When your life is full of poop, it’s time to stop and smell the roses.
We had a rough week. Nothing serious, nothing even very exciting. Just one of those times where you feel out of it and out of synch. You feel your battery draining instead of charging, and your feet drag for no good reason.
We also picked up two more Potcake puppies from Logan Airport in Boston. And for the next two days, I was frantically thinking, “What have I done??!!”
The pups seemed overly shy and anxious. To make it worse, they’re BIG. Much bigger than any pups we’ve fostered. And heavy. It’s hard to keep up with two puppies to begin with, let alone two you have to chase, and hoist with a big ‘oof!’ and even then, I could only hold one at a time. Twice as hard to manage.

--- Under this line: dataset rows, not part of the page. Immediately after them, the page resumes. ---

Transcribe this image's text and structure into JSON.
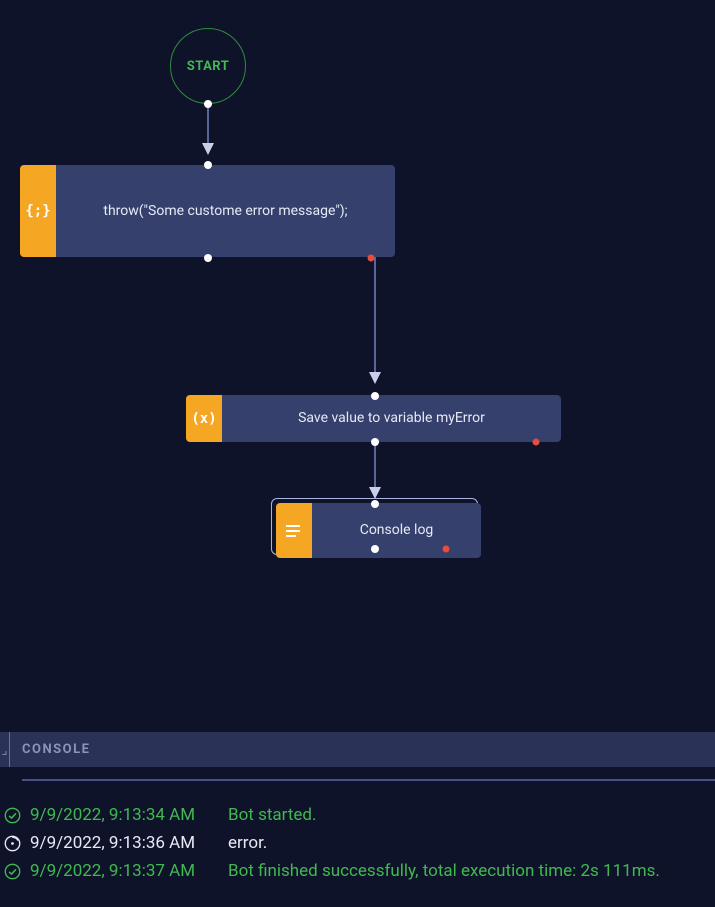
{
  "flow": {
    "start_label": "START",
    "nodes": {
      "throw": {
        "handle_text": "{;}",
        "label": "throw(\"Some custome error message\");"
      },
      "save": {
        "handle_text": "(x)",
        "label": "Save value to variable myError"
      },
      "log": {
        "handle_text": "≡",
        "label": "Console log"
      }
    }
  },
  "console": {
    "title": "CONSOLE",
    "rows": [
      {
        "type": "success",
        "ts": "9/9/2022, 9:13:34 AM",
        "msg": "Bot started."
      },
      {
        "type": "error",
        "ts": "9/9/2022, 9:13:36 AM",
        "msg": "error."
      },
      {
        "type": "success",
        "ts": "9/9/2022, 9:13:37 AM",
        "msg": "Bot finished successfully, total execution time: 2s 111ms."
      }
    ]
  }
}
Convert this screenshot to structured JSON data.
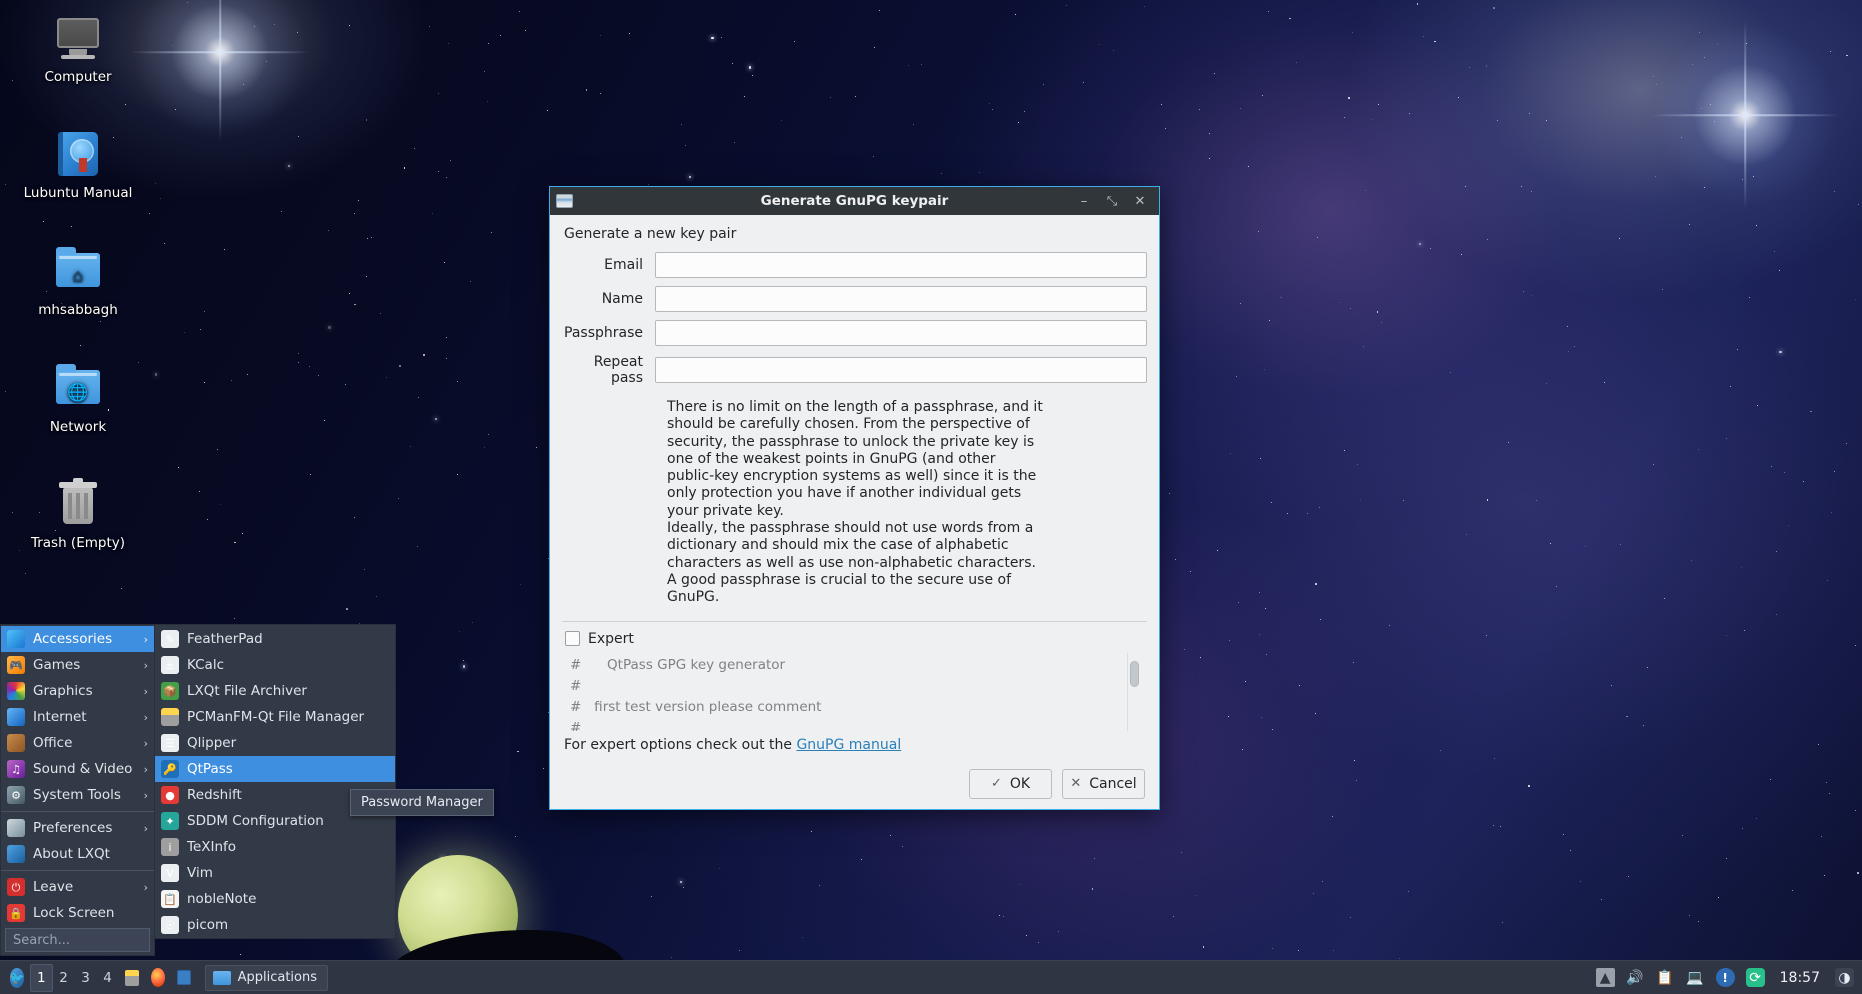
{
  "desktop": {
    "icons": [
      {
        "name": "computer",
        "label": "Computer"
      },
      {
        "name": "lubuntu-manual",
        "label": "Lubuntu Manual"
      },
      {
        "name": "home-folder",
        "label": "mhsabbagh"
      },
      {
        "name": "network-folder",
        "label": "Network"
      },
      {
        "name": "trash",
        "label": "Trash (Empty)"
      }
    ]
  },
  "app_menu": {
    "categories": [
      {
        "label": "Accessories",
        "icon": "accessories-icon",
        "arrow": "›",
        "selected": true
      },
      {
        "label": "Games",
        "icon": "games-icon",
        "arrow": "›",
        "selected": false
      },
      {
        "label": "Graphics",
        "icon": "graphics-icon",
        "arrow": "›",
        "selected": false
      },
      {
        "label": "Internet",
        "icon": "internet-icon",
        "arrow": "›",
        "selected": false
      },
      {
        "label": "Office",
        "icon": "office-icon",
        "arrow": "›",
        "selected": false
      },
      {
        "label": "Sound & Video",
        "icon": "sound-video-icon",
        "arrow": "›",
        "selected": false
      },
      {
        "label": "System Tools",
        "icon": "system-tools-icon",
        "arrow": "›",
        "selected": false
      },
      {
        "label": "Preferences",
        "icon": "preferences-icon",
        "arrow": "›",
        "selected": false
      },
      {
        "label": "About LXQt",
        "icon": "about-lxqt-icon",
        "arrow": "",
        "selected": false
      },
      {
        "label": "Leave",
        "icon": "leave-icon",
        "arrow": "›",
        "selected": false
      },
      {
        "label": "Lock Screen",
        "icon": "lock-screen-icon",
        "arrow": "",
        "selected": false
      }
    ],
    "applications": [
      {
        "label": "FeatherPad",
        "icon": "featherpad-icon",
        "selected": false
      },
      {
        "label": "KCalc",
        "icon": "kcalc-icon",
        "selected": false
      },
      {
        "label": "LXQt File Archiver",
        "icon": "archiver-icon",
        "selected": false
      },
      {
        "label": "PCManFM-Qt File Manager",
        "icon": "pcmanfm-icon",
        "selected": false
      },
      {
        "label": "Qlipper",
        "icon": "qlipper-icon",
        "selected": false
      },
      {
        "label": "QtPass",
        "icon": "qtpass-icon",
        "selected": true
      },
      {
        "label": "Redshift",
        "icon": "redshift-icon",
        "selected": false
      },
      {
        "label": "SDDM Configuration",
        "icon": "sddm-icon",
        "selected": false
      },
      {
        "label": "TeXInfo",
        "icon": "texinfo-icon",
        "selected": false
      },
      {
        "label": "Vim",
        "icon": "vim-icon",
        "selected": false
      },
      {
        "label": "nobleNote",
        "icon": "noblenote-icon",
        "selected": false
      },
      {
        "label": "picom",
        "icon": "picom-icon",
        "selected": false
      }
    ],
    "search_placeholder": "Search...",
    "tooltip": "Password Manager"
  },
  "taskbar": {
    "menu_button_icon": "lxqt-bird-icon",
    "desktops": [
      "1",
      "2",
      "3",
      "4"
    ],
    "active_desktop": "1",
    "launchers": [
      {
        "name": "file-manager-launcher",
        "icon": "pcmanfm-icon"
      },
      {
        "name": "firefox-launcher",
        "icon": "firefox-icon"
      },
      {
        "name": "terminal-launcher",
        "icon": "terminal-icon"
      }
    ],
    "window_button": {
      "label": "Applications",
      "icon": "folder-icon"
    },
    "tray": [
      {
        "name": "eject-icon",
        "glyph": "⏏"
      },
      {
        "name": "volume-icon",
        "glyph": "🔊"
      },
      {
        "name": "clipboard-icon",
        "glyph": "📋"
      },
      {
        "name": "network-icon",
        "glyph": "🖧"
      },
      {
        "name": "update-alert-icon",
        "glyph": "!"
      },
      {
        "name": "sync-icon",
        "glyph": "⟳"
      }
    ],
    "clock": "18:57",
    "show-desktop-icon": "brightness-icon"
  },
  "dialog": {
    "title": "Generate GnuPG keypair",
    "window_buttons": {
      "minimize": "–",
      "maximize": "⤡",
      "close": "✕"
    },
    "heading": "Generate a new key pair",
    "fields": [
      {
        "name": "email",
        "label": "Email",
        "value": "",
        "placeholder": ""
      },
      {
        "name": "name",
        "label": "Name",
        "value": "",
        "placeholder": ""
      },
      {
        "name": "passphrase",
        "label": "Passphrase",
        "value": "",
        "placeholder": ""
      },
      {
        "name": "repeat-pass",
        "label": "Repeat pass",
        "value": "",
        "placeholder": ""
      }
    ],
    "help_text": "There is no limit on the length of a passphrase, and it\nshould be carefully chosen. From the perspective of\nsecurity, the passphrase to unlock the private key is\none of the weakest points in GnuPG (and other\npublic-key encryption systems as well) since it is the\nonly protection you have if another individual gets\nyour private key.\nIdeally, the passphrase should not use words from a\ndictionary and should mix the case of alphabetic\ncharacters as well as use non-alphabetic characters.\nA good passphrase is crucial to the secure use of\nGnuPG.",
    "expert_label": "Expert",
    "expert_checked": false,
    "script_text": "#      QtPass GPG key generator\n#\n#   first test version please comment\n#\n%echo Generating a default key",
    "footer_prefix": "For expert options check out the ",
    "footer_link": "GnuPG manual",
    "buttons": [
      {
        "name": "ok-button",
        "label": "OK",
        "icon": "✓"
      },
      {
        "name": "cancel-button",
        "label": "Cancel",
        "icon": "✕"
      }
    ]
  },
  "colors": {
    "accent": "#3daee9",
    "titlebar": "#31363b",
    "dialog_bg": "#eff0f1",
    "menu_bg": "#333a47",
    "menu_selection": "#3f8fe0",
    "taskbar": "#2f3542",
    "link": "#2980b9"
  }
}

I complained loudly to anyone who would listen. The woman at the rescue operation on the islands they came from; the shelter contact we’ll be delivering the pups to soon; my husband. And myself, in a running chattering dialog of “What-was-I-thinking-I-can’t-do-this-these-pups-are-awful-who-knew-such-a-small-critter-could-hold-so-much-poop-dammit-get-back-here-oh-my-back-OMG-he’s-peeing-AGAIN-help-help-HELP!!!!”
Having kids was like this. And starting my art career. And doing my first show. Come to think of it, doing all my shows. Learning how to shoot my own photos for my online shop. Teaching my first workshop for artists. Teaching my first grief writing workshop.
Everything that’s worth doing comes with some dog doo.
Two days later, the pups have calmed down. They’re on a schedule of eating/outside to eliminate/play/sleep. Rinse and repeat.
My sanity returned. Time for damage control!
I wrote a contrite letter of apology to my island contact and another to my local shelter contact for my overreaction. I eased up with the pups. I made peace with my husband.
I realized the gift these puppies are to me.
They’ve traveled a long way from home, through scary airports with complete strangers, without food, in tiny carry-on bags. They arrive to a place with snow (yes, we had snow on Easter Sunday!) and a suspicious older dog and a houseful of grumpy teens and adults.
If that were me I’m not sure I would have been on my best behavior, either.
Marriage, kids, puppies, and yes, art, come into our lives with much romance and excitement. Eventually this is overshadowed by the sheer drudgery and weight of custodial care. You and your spouse have to agree on who’s turn it is to do dishes, and who gets to go into their office and shut the door for a few hours. Kids need custodial care the first few years, and emotional care forever. Pups and kittens sometimes seem to be a conduit of poop from another dimension. (Well. Human infants, too.) With art and career and writing come days of discouragement, missed deadlines, disgruntled gallery owners, difficult customers, sagging sales.
When everything goes wrong, we’re very quick to complain. We want to bail. We wonder if we made the right choices. And is a quickie Mexican divorce really that simple and inexpensive?
When I feel this way, I know it’s time to stop. Breathe. And think about what has to change.
Sometimes we really have barked up the wrong tree. (Dog pun. Sorry!) If everything about what we’re doing is draining our battery and never recharges, then maybe it’s time to consider a new direction.
Maybe we need to change our way of doing things. What’s worked for us in the past may need to be tweaked now. With teens, we learn to choose our battles. At shows, we find ways to streamline our set-up. With big puppies, more structure and containment is necessary.
Sometimes we just need to see beyond the poop for a moment. We need to stop and smell the roses. We must remember that the most fragrant and beautiful roses–antique roses–come with plenty of thorns. When the thorns prick us, that’s the time to slow down. And sniff.
Caring for these puppies transports me to the days when my children were young. It was a lot of work, but there was even more joy. Like children, these pups come into this world with a powerful need to be loved, and the desire to love in return. Both of these young ones will do almost anything to get that love. They learn to control their bowels and bladders (though it can feel like an eternity, as my teacher sister says, “They’re always potty trained by kindergarten.”) They learn not to chew on your favorite shoes, or use them for a Barbie bathtub.
In return, they teach you that it’s never a waste of time to sit quietly in the sun on a warm spring day, watching young things gambol and cavort in the new green grass.
They teach you that there is nothing quite so wonderful as a good belly laugh–from them, or from you. (And I swear those pups are laughing.)
They teach you that when you hold them in your arms, and they gaze at your with perfect knowledge they are safe and sound, and profoundly loved, there is no better balm in the world for a troubled heart.
So I’m grateful for the gift of these puppies today. They’re beautiful dogs, full of joy and hope, ready for their forever homes. They’ve given me peace in my heart. They’ve reminded me of what it means to be alive, to be in the world, with all its joy and beauty.
And all the poo that comes with it, of course.
Aren’t you glad I didn’t say you had to learn to love the smell of poo?
P.S. Jack and Gillie will soon be on their way to the Monadnock Humane Society in Swanzey, NH soon. Help spread the word!